A more traditional-looking Chinese medicine shop.
A fruit vendor offers massive quantities of vitamin C cheap. Here approximately half a kilo goes for just NT$6.  How to Visit the Hospital Or Clinic
Under the National Health Insurance system everything is completely standardized.


Healthy foods hit the market fresh every day.
You might like to take a local the first time you go so you can see how it is done. But most clinic staff will be helpful. It's their job, after all.

The beautiful grounds of the National Fine Arts Museum in Taichung: therapy for the spirit.
Under the current system, you must first visit the clinic and then get a referral to the hospital, or pay a slightly higher fee. The difference is so small that it is not worth the extra trip.
My daughter picks out notebooks in a stationary store. Clinic:
In a clinic, go to the window at the front. You'll have to pay a fee, usually $150. Also give them your insurance card, currently an IC card that enables them to access your health data. 

Then take a seat and wait.

A Chinese medicine clinic. After you have waited for a while, they will call your name. You go in, the doc spends 5 or 10 minutes with you, you discuss your case, get your diagnosis, and get a prescription.
A betel nut stand. Do not become addicted to this; stats show that something like one in three habitual users will eventually develop oral cancer. You then return to your seat and wait for the prescription to be filled. They will call your name and hand you the drugs. For most routine diseases you will probably not have to pay anything. 

The prescription lists the name and directions for the drug, but only in Chinese (trade names will be in English).

Health drinks abound in supermarkets. Hospital:

The hospital process is the same as the clinic process. However, the hospital is much bigger.

Your problem begins with figuring out which department of the hospital you need to go to. For example, my wife had pains in her abdomen. Should she see the G-I doc? A muscle specialist? Or what?


The selection at Starbucks. With plenty of food like this around, it's a good thing Taiwan's health system is so inexpensive!
With fresh vegetables available every day, there's no reason not to eat healthy. Next, make an appointment. You used to be able to walk right in, but that system is being phased out in favor of computers.
The system in a hospital. "173" is the doctor's number. "022" is the number of the patient being served. Come early; waits are shorter. For your appointment you should be given a doctor number and a patient number.
Venus rising from the waves? No, just me wearing a shirt against the stinging jellyfish that sometimes appear in the waters off Kenting. Once you have reached the department, in front of you will be many doors, each guarded by a nurse acting as gatekeeper. Don't worry about the Taiwanese who try to cut in line; she will slap them down. Each door has number above or next to it. When your number comes up, simply go to the door (they should call your name).
My son gets inspected at our clinic.  If you arrive after your number has been called, simply stick your head in the door and alert the nurse to your presence. You will then be called when they are ready for you.
A vendor barbecues selection of goodies from a night market. Once the doctor has seen you and you have your prescription, go to the pharmacy (the nurse will direct you) and pick up your medicine. Your prescription slip will have a number on it. If you must pay for it, or any other treatment, go back to the cashier's desk in the lobby and pay.

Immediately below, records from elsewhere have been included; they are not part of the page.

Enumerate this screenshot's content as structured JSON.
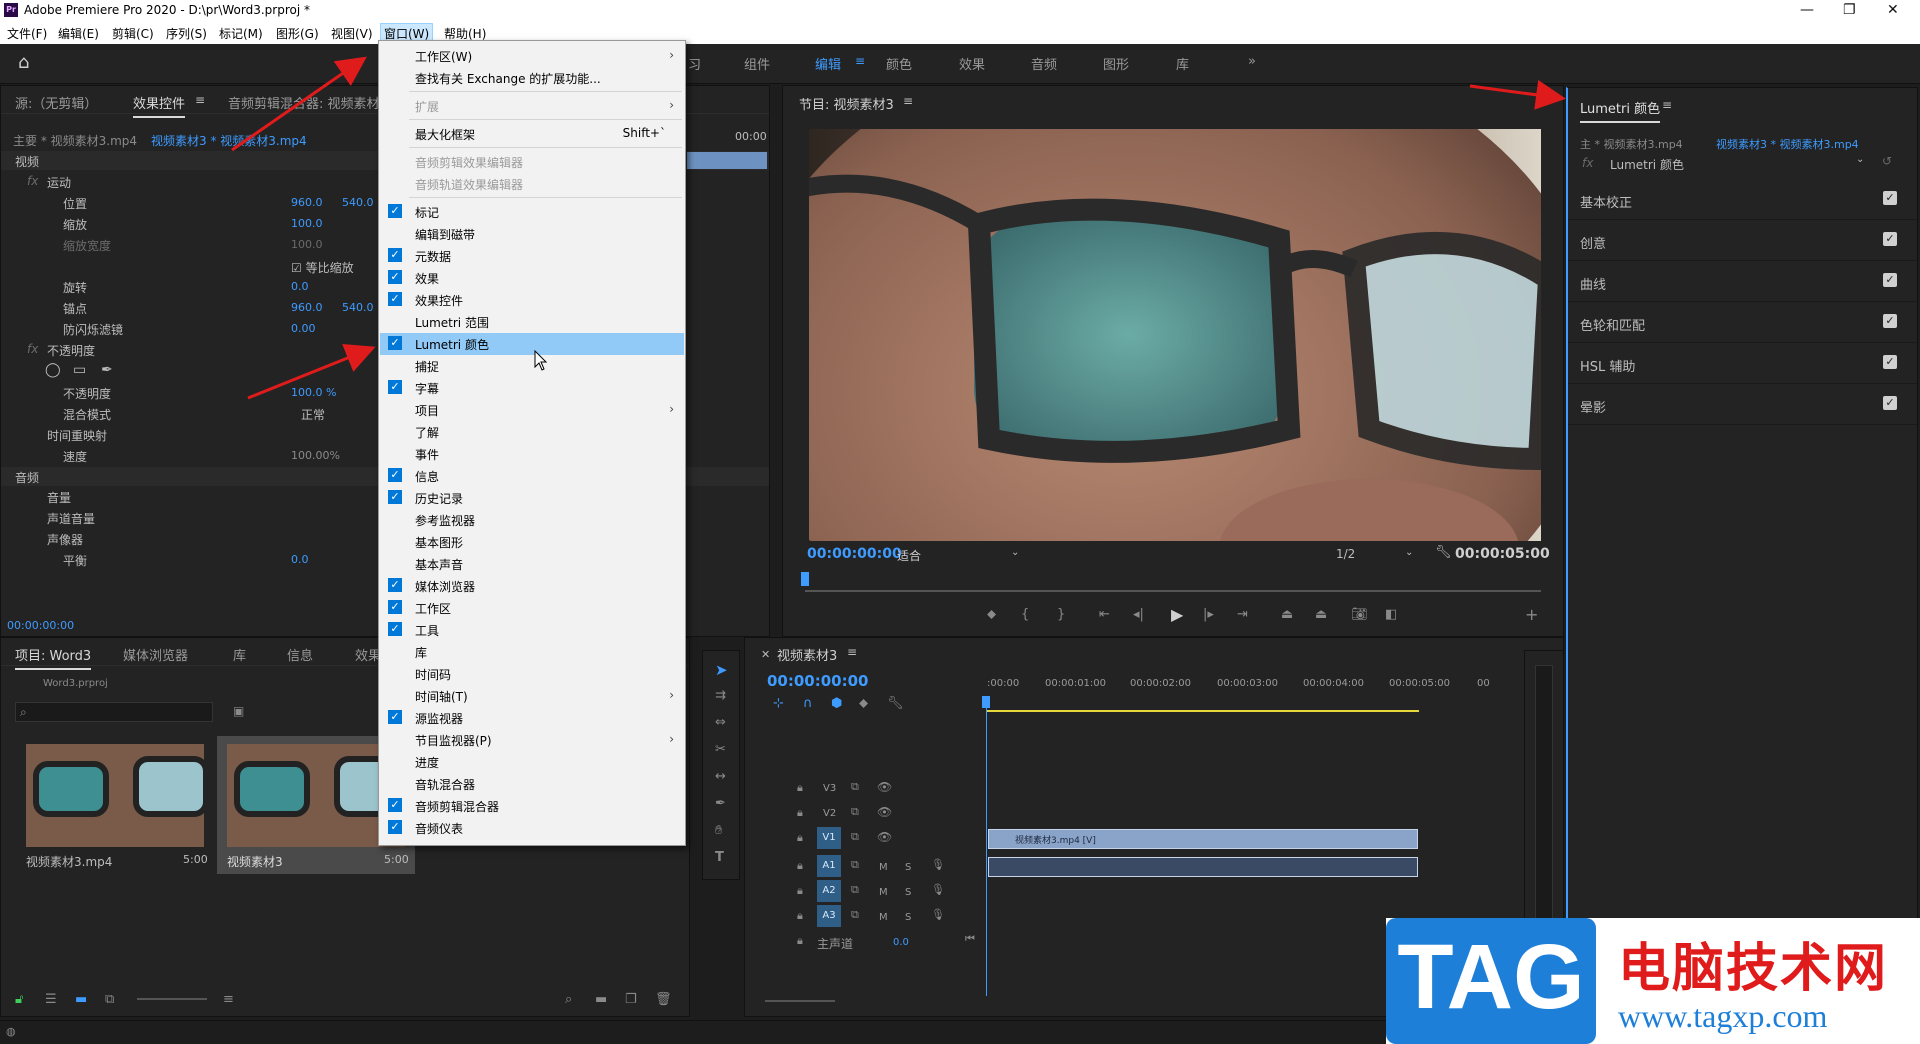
{
  "app": {
    "title": "Adobe Premiere Pro 2020 - D:\\pr\\Word3.prproj *"
  },
  "menubar": [
    "文件(F)",
    "编辑(E)",
    "剪辑(C)",
    "序列(S)",
    "标记(M)",
    "图形(G)",
    "视图(V)",
    "窗口(W)",
    "帮助(H)"
  ],
  "workspaces": [
    "组件",
    "编辑",
    "颜色",
    "效果",
    "音频",
    "图形",
    "库"
  ],
  "workspace_active": "编辑",
  "workspace_partial": "习",
  "source_panel": {
    "tabs": [
      "源:（无剪辑）",
      "效果控件",
      "音频剪辑混合器: 视频素材"
    ],
    "clip_master": "主要 * 视频素材3.mp4",
    "clip_seq": "视频素材3 * 视频素材3.mp4",
    "section_video": "视频",
    "motion": "运动",
    "props": [
      {
        "name": "位置",
        "v1": "960.0",
        "v2": "540.0"
      },
      {
        "name": "缩放",
        "v1": "100.0",
        "v2": ""
      },
      {
        "name": "缩放宽度",
        "v1": "100.0",
        "v2": ""
      },
      {
        "name": "旋转",
        "v1": "0.0",
        "v2": ""
      },
      {
        "name": "锚点",
        "v1": "960.0",
        "v2": "540.0"
      },
      {
        "name": "防闪烁滤镜",
        "v1": "0.00",
        "v2": ""
      }
    ],
    "uniform_scale": "等比缩放",
    "opacity": "不透明度",
    "opacity_prop": "不透明度",
    "opacity_value": "100.0 %",
    "blend_mode": "混合模式",
    "blend_value": "正常",
    "time_remap": "时间重映射",
    "speed": "速度",
    "speed_value": "100.00%",
    "section_audio": "音频",
    "volume": "音量",
    "channel_volume": "声道音量",
    "panner": "声像器",
    "balance": "平衡",
    "balance_value": "0.0",
    "timecode": "00:00:00:00",
    "mini_time": "00:00"
  },
  "project_panel": {
    "tabs": [
      "项目: Word3",
      "媒体浏览器",
      "库",
      "信息",
      "效果"
    ],
    "file": "Word3.prproj",
    "items": [
      {
        "name": "视频素材3.mp4",
        "duration": "5:00"
      },
      {
        "name": "视频素材3",
        "duration": "5:00"
      }
    ]
  },
  "window_menu": {
    "items": [
      {
        "label": "工作区(W)",
        "check": false,
        "sub": true,
        "dis": false
      },
      {
        "label": "查找有关 Exchange 的扩展功能...",
        "check": false,
        "sub": false,
        "dis": false
      },
      {
        "sep": true
      },
      {
        "label": "扩展",
        "check": false,
        "sub": true,
        "dis": true
      },
      {
        "sep": true
      },
      {
        "label": "最大化框架",
        "check": false,
        "sub": false,
        "dis": false,
        "shortcut": "Shift+`"
      },
      {
        "sep": true
      },
      {
        "label": "音频剪辑效果编辑器",
        "check": false,
        "sub": false,
        "dis": true
      },
      {
        "label": "音频轨道效果编辑器",
        "check": false,
        "sub": false,
        "dis": true
      },
      {
        "sep": true
      },
      {
        "label": "标记",
        "check": true
      },
      {
        "label": "编辑到磁带",
        "check": false
      },
      {
        "label": "元数据",
        "check": true
      },
      {
        "label": "效果",
        "check": true
      },
      {
        "label": "效果控件",
        "check": true
      },
      {
        "label": "Lumetri 范围",
        "check": false
      },
      {
        "label": "Lumetri 颜色",
        "check": true,
        "hl": true
      },
      {
        "label": "捕捉",
        "check": false
      },
      {
        "label": "字幕",
        "check": true
      },
      {
        "label": "项目",
        "check": false,
        "sub": true
      },
      {
        "label": "了解",
        "check": false
      },
      {
        "label": "事件",
        "check": false
      },
      {
        "label": "信息",
        "check": true
      },
      {
        "label": "历史记录",
        "check": true
      },
      {
        "label": "参考监视器",
        "check": false
      },
      {
        "label": "基本图形",
        "check": false
      },
      {
        "label": "基本声音",
        "check": false
      },
      {
        "label": "媒体浏览器",
        "check": true
      },
      {
        "label": "工作区",
        "check": true
      },
      {
        "label": "工具",
        "check": true
      },
      {
        "label": "库",
        "check": false
      },
      {
        "label": "时间码",
        "check": false
      },
      {
        "label": "时间轴(T)",
        "check": false,
        "sub": true
      },
      {
        "label": "源监视器",
        "check": true
      },
      {
        "label": "节目监视器(P)",
        "check": false,
        "sub": true
      },
      {
        "label": "进度",
        "check": false
      },
      {
        "label": "音轨混合器",
        "check": false
      },
      {
        "label": "音频剪辑混合器",
        "check": true
      },
      {
        "label": "音频仪表",
        "check": true
      }
    ]
  },
  "program_monitor": {
    "title": "节目: 视频素材3",
    "timecode": "00:00:00:00",
    "fit": "适合",
    "resolution": "1/2",
    "duration": "00:00:05:00"
  },
  "timeline": {
    "title": "视频素材3",
    "timecode": "00:00:00:00",
    "ruler": [
      ":00:00",
      "00:00:01:00",
      "00:00:02:00",
      "00:00:03:00",
      "00:00:04:00",
      "00:00:05:00",
      "00"
    ],
    "video_tracks": [
      "V3",
      "V2",
      "V1"
    ],
    "audio_tracks": [
      "A1",
      "A2",
      "A3"
    ],
    "master": "主声道",
    "master_value": "0.0",
    "clip_label": "视频素材3.mp4 [V]",
    "mute": "M",
    "solo": "S"
  },
  "lumetri": {
    "title": "Lumetri 颜色",
    "master": "主 * 视频素材3.mp4",
    "seq": "视频素材3 * 视频素材3.mp4",
    "fx": "Lumetri 颜色",
    "sections": [
      "基本校正",
      "创意",
      "曲线",
      "色轮和匹配",
      "HSL 辅助",
      "晕影"
    ]
  },
  "watermark": {
    "tag": "TAG",
    "cn": "电脑技术网",
    "url": "www.tagxp.com"
  },
  "colors": {
    "accent": "#3e9bff",
    "menu_highlight": "#91c9f7",
    "arrow": "#e01b1b",
    "timecode": "#3e9bff"
  }
}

A local sausage vendor, a fixture at every tourist spot.
Tip: in many hospitals, patients usually arrive en masse after 10. Hence, doctors often treat early arrivals on a "first come, first served" basis. If you can, come very early, you may just move to the head of the line.
 Introduction Things to Watch Out For Diseases in Taiwan How to Visit the Hospital Or Clinic

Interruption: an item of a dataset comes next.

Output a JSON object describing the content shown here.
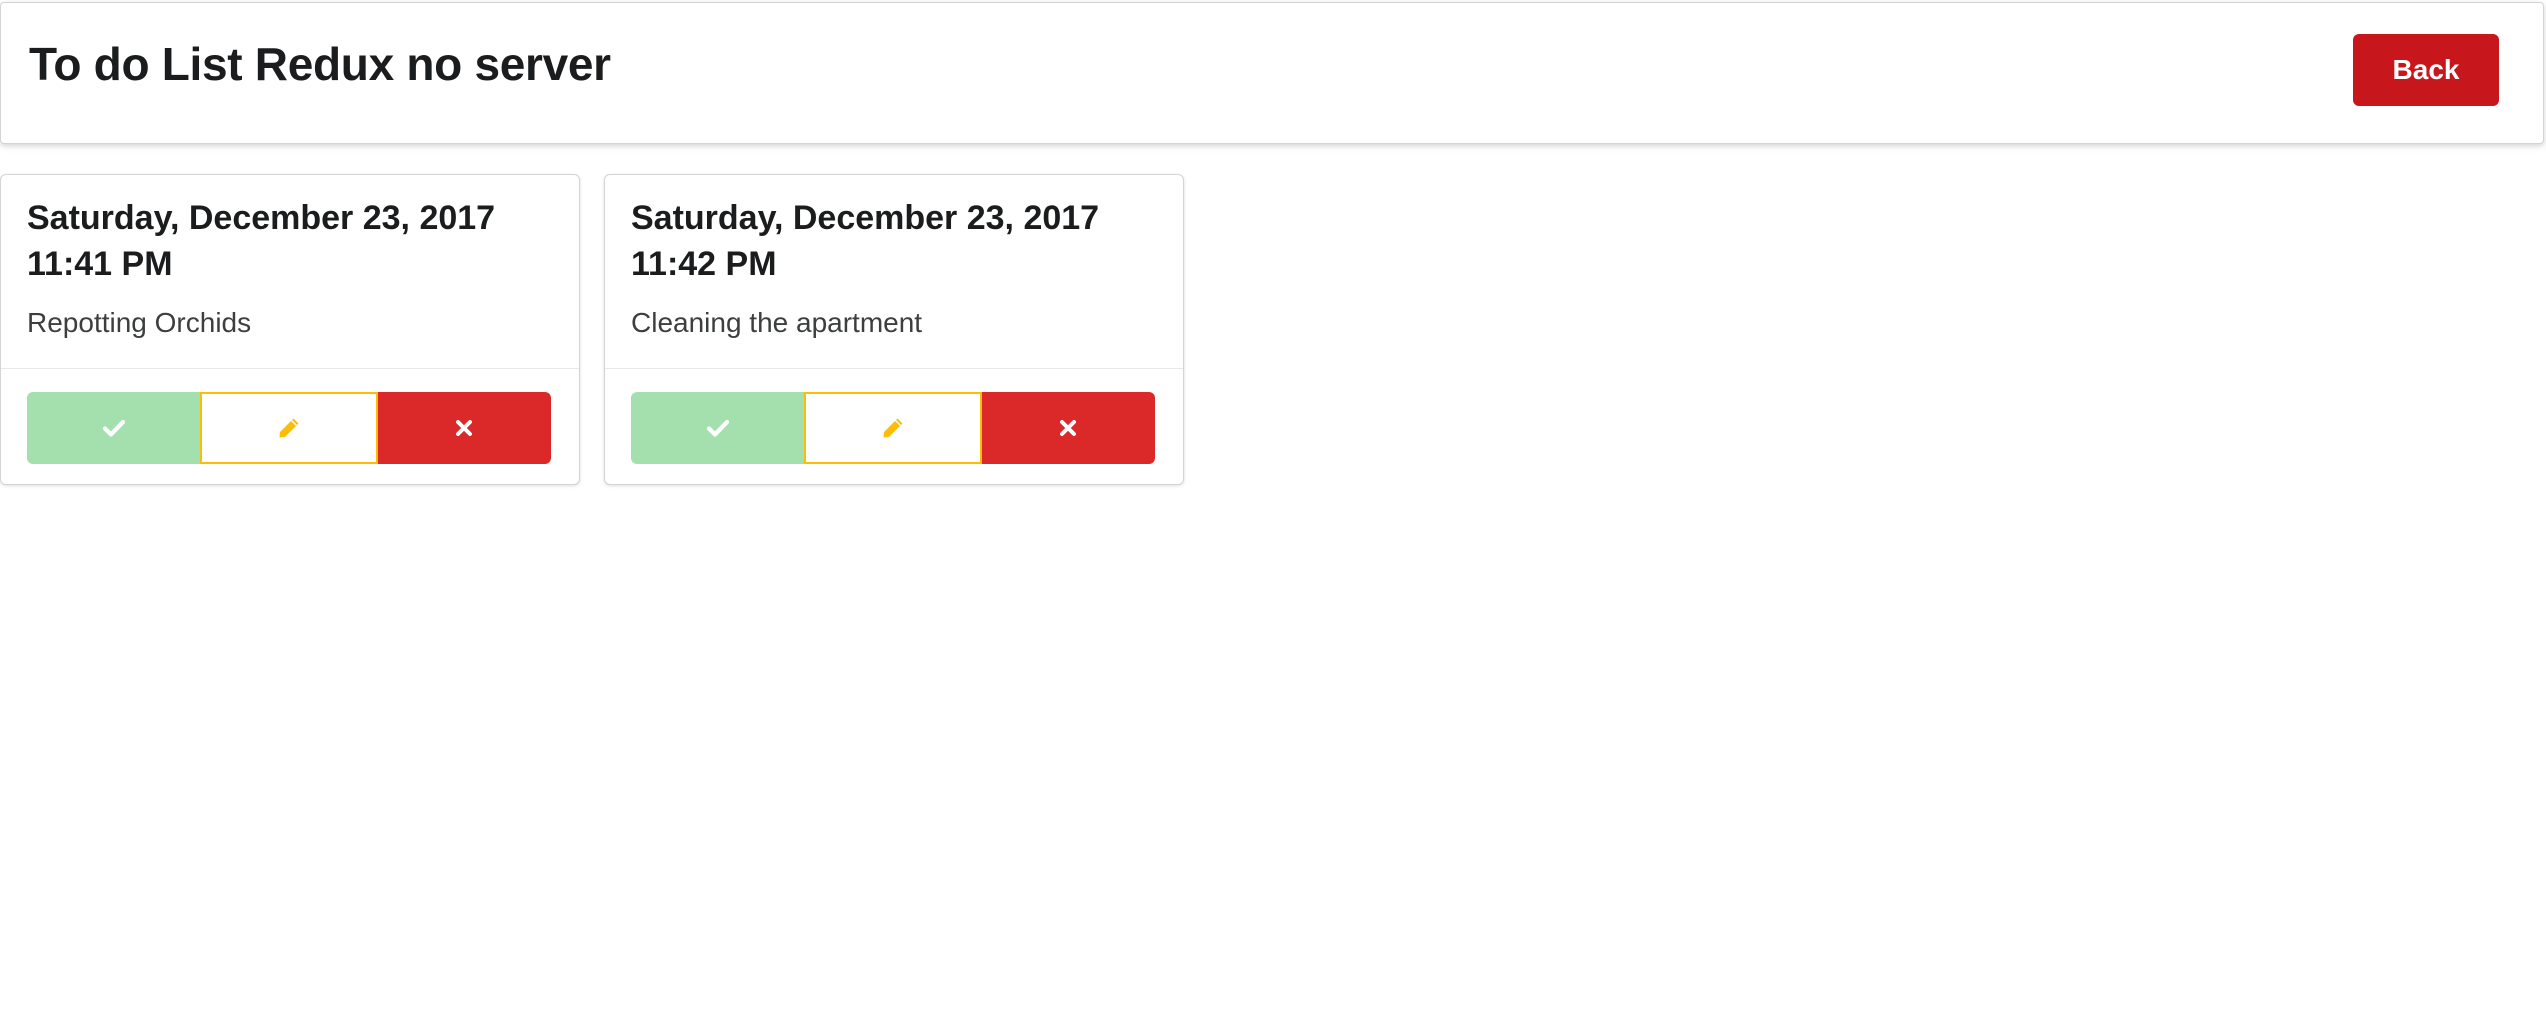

I want to come. What should I do? Crime and Safety Recreation and Travel Bringing Kids?
What to Bring Health Learning Chinese Keeping a Pet
Finding, Renting, Housing Money The Social Side Living in Taiwan, Returning to America
Water Posts and Telecommunications Food in Taiwan
Transportation Personal Services Driving in Taiwan Back to Teaching English in Taiwan home page